Requirements:

  • Seven graduate courses, including a breadth requirement. Candidates for the MMath degree must achieve an average grade of at least 70% in their courses.
  • a Master's research paper

Course restriction: Students may not count more than three graduate courses that are cross-listed with undergraduate courses for credit towards their MMath (research paper) degree. This restriction applies to all 600-level AMATH courses and any cross-listed courses offered by other departments.

Selection of courses: Courses are selected in consultation with the student's supervisor. Beyond the breadth requirement, there are no other constraints on course selection. We encourage students to select courses that will help them develop a broad knowledge of Mathematics and its applications: appropriate courses are often offered by other departments in the Faculties of Mathematics, Science and Engineering.

The Master's research paper is a review paper that is typically prepared over the course of one term. It should be 25-35 pages in length.
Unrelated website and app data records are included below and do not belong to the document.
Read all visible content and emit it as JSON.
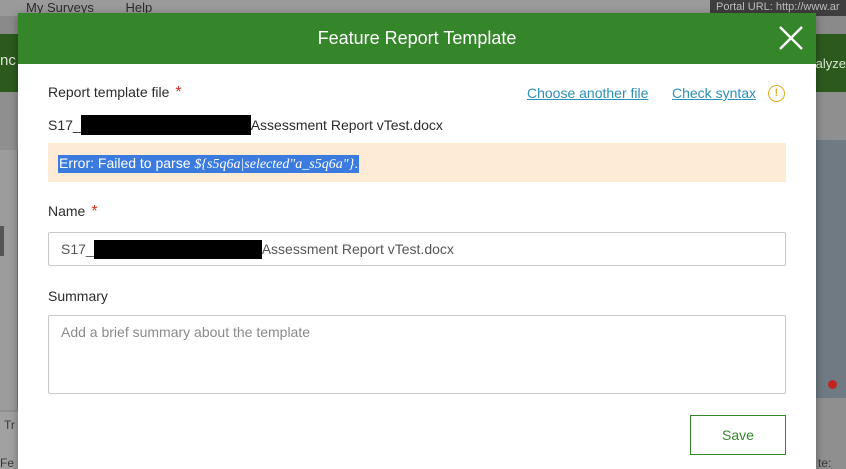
{
  "background": {
    "nav": [
      "My Surveys",
      "Help"
    ],
    "portal_url": "Portal URL: http://www.ar",
    "green_left": "nc",
    "green_right": "alyze",
    "bottom_left_1": "Fe",
    "bottom_left_2": "Tr",
    "bottom_right": "te:"
  },
  "modal": {
    "title": "Feature Report Template",
    "close_icon": "close-icon",
    "template_file": {
      "label": "Report template file",
      "required_mark": "*",
      "choose_link": "Choose another file",
      "check_link": "Check syntax",
      "warning_icon": "!",
      "filename_prefix": "S17_",
      "filename_suffix": "Assessment Report vTest.docx"
    },
    "error": {
      "prefix": "Error: Failed to parse ",
      "expression": "${s5q6a|selected\"a_s5q6a\"}",
      "suffix": "."
    },
    "name": {
      "label": "Name",
      "required_mark": "*",
      "value_prefix": "S17_",
      "value_suffix": "Assessment Report vTest.docx"
    },
    "summary": {
      "label": "Summary",
      "placeholder": "Add a brief summary about the template"
    },
    "save_label": "Save"
  },
  "colors": {
    "header_green": "#35862b",
    "link_blue": "#2b8fb8",
    "required_red": "#d83020",
    "error_bg": "#fdebd5",
    "selection_blue": "#3b7be0",
    "warning_yellow": "#e0b020"
  }
}
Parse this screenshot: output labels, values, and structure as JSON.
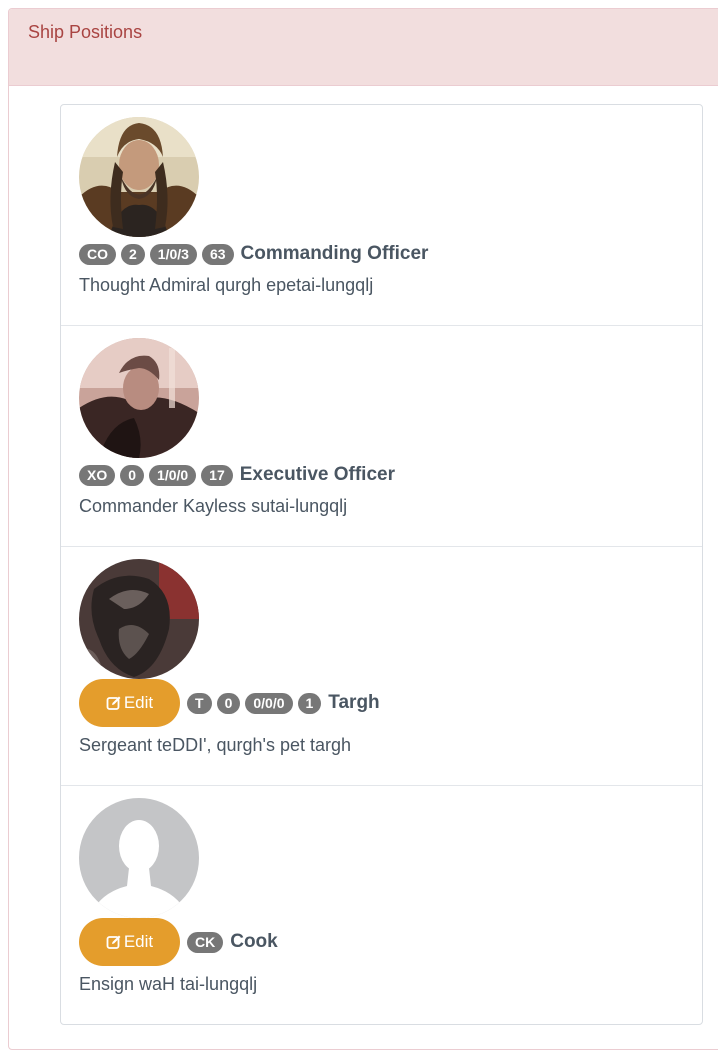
{
  "panel": {
    "title": "Ship Positions"
  },
  "positions": [
    {
      "abbr": "CO",
      "count1": "2",
      "ratio": "1/0/3",
      "count2": "63",
      "title": "Commanding Officer",
      "character": "Thought Admiral qurgh epetai-lungqlj",
      "avatar_icon": "officer-photo"
    },
    {
      "abbr": "XO",
      "count1": "0",
      "ratio": "1/0/0",
      "count2": "17",
      "title": "Executive Officer",
      "character": "Commander Kayless sutai-lungqlj",
      "avatar_icon": "officer-photo"
    },
    {
      "edit_label": "Edit",
      "abbr": "T",
      "count1": "0",
      "ratio": "0/0/0",
      "count2": "1",
      "title": "Targh",
      "character": "Sergeant teDDI', qurgh's pet targh",
      "avatar_icon": "targh-photo"
    },
    {
      "edit_label": "Edit",
      "abbr": "CK",
      "title": "Cook",
      "character": "Ensign waH tai-lungqlj",
      "avatar_icon": "placeholder-avatar"
    }
  ],
  "colors": {
    "heading_bg": "#f2dede",
    "heading_text": "#a94442",
    "badge": "#777777",
    "edit": "#e49d2c"
  }
}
The Master's research paper is assessed by the research supervisor and one other faculty member. There is no oral examination.

For more resources for graduate students, please visit the Math Graduate Office website.

Co-op option

Students do not apply for co-op during the admissions process, but may apply to transfer into the co-op option after completing at least one academic term.

Students enrolled in either the MMath in Applied Mathematics - Thesis or Research Paper programs are eligible to apply to transfer into the MMath in Applied Mathematics - Co-operative Program. However, students enrolled in the MMath in Applied Mathematics - Quantum Information and MMath in Applied Mathematics - Water programs are not eligible to apply for transfer to the co-op option at this time. 

Admission to the co-operative program is competitive. Admittance will be decided based on the student’s progress to date, and is subject to approval by the student's research supervisor.

The MMath in Applied Mathematics - Co-operative Program will enable students to combine graduate studies with some work experience. The program is normally seven or eight terms long, with two work terms and five or six academic terms. The timing of work and academic terms is fairly flexible, but the program must start with at least two academic terms (during which the coursework requirements will typically have been completed) and must end on an academic term. Students in the program are encouraged to complete COOP 601 Career Success Strategies in the academic term prior to the first work term.

Graduate Studies Work Report

Students are required to complete two four-month or one eight-month work terms, in a suitable position, to begin after at least two academic terms. Students will be required to provide a work term report when they return to campus.

Detailed descriptions of the following programs can be found in the Graduate Studies Academic Calendar:

  • MMath Applied Mathematics
  • MMath Applied Mathematics (Quantum Information)
  • MMath Applied Mathematics (Water)
  • PhD Applied Mathematics
  • PhD Applied Mathematics (Quantum Information)
  • PhD Applied Mathematics (Water)